▶ Problem statement
Go through the data underneath and copy every line exactly.

(Data about app and page elements)
• • • •

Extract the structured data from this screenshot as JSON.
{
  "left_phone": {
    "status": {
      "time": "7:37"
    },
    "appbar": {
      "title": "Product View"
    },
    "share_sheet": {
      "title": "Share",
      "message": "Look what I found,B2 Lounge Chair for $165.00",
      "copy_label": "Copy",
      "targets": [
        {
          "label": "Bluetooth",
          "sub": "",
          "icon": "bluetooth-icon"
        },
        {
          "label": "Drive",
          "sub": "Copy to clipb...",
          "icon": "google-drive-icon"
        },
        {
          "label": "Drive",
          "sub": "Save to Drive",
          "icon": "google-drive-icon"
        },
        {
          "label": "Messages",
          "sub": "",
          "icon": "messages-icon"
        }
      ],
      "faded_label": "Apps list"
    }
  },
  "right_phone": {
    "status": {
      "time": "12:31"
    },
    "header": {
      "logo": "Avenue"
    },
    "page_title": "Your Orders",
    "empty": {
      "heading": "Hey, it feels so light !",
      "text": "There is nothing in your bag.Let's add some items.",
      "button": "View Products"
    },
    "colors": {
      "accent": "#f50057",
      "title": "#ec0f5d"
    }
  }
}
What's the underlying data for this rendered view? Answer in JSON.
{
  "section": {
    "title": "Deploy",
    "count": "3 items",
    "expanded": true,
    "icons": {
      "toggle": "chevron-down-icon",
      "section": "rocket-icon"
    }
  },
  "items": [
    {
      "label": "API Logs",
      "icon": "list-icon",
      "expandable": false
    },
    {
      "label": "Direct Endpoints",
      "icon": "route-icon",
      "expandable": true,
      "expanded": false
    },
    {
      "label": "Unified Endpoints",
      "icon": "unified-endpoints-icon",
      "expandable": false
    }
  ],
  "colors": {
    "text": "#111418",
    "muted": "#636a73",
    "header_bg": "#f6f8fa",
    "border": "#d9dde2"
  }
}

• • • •

▶ Result
Extract the structured data from this screenshot as JSON.
{
  "left_phone": {
    "status": {
      "time": "7:37"
    },
    "appbar": {
      "title": "Product View"
    },
    "share_sheet": {
      "title": "Share",
      "message": "Look what I found,B2 Lounge Chair for $165.00",
      "copy_label": "Copy",
      "targets": [
        {
          "label": "Bluetooth",
          "sub": "",
          "icon": "bluetooth-icon"
        },
        {
          "label": "Drive",
          "sub": "Copy to clipb...",
          "icon": "google-drive-icon"
        },
        {
          "label": "Drive",
          "sub": "Save to Drive",
          "icon": "google-drive-icon"
        },
        {
          "label": "Messages",
          "sub": "",
          "icon": "messages-icon"
        }
      ],
      "faded_label": "Apps list"
    }
  },
  "right_phone": {
    "status": {
      "time": "12:31"
    },
    "header": {
      "logo": "Avenue"
    },
    "page_title": "Your Orders",
    "empty": {
      "heading": "Hey, it feels so light !",
      "text": "There is nothing in your bag.Let's add some items.",
      "button": "View Products"
    },
    "colors": {
      "accent": "#f50057",
      "title": "#ec0f5d"
    }
  }
}
What's the underlying data for this rendered view? Answer in JSON.
{
  "section": {
    "title": "Deploy",
    "count": "3 items",
    "expanded": true,
    "icons": {
      "toggle": "chevron-down-icon",
      "section": "rocket-icon"
    }
  },
  "items": [
    {
      "label": "API Logs",
      "icon": "list-icon",
      "expandable": false
    },
    {
      "label": "Direct Endpoints",
      "icon": "route-icon",
      "expandable": true,
      "expanded": false
    },
    {
      "label": "Unified Endpoints",
      "icon": "unified-endpoints-icon",
      "expandable": false
    }
  ],
  "colors": {
    "text": "#111418",
    "muted": "#636a73",
    "header_bg": "#f6f8fa",
    "border": "#d9dde2"
  }
}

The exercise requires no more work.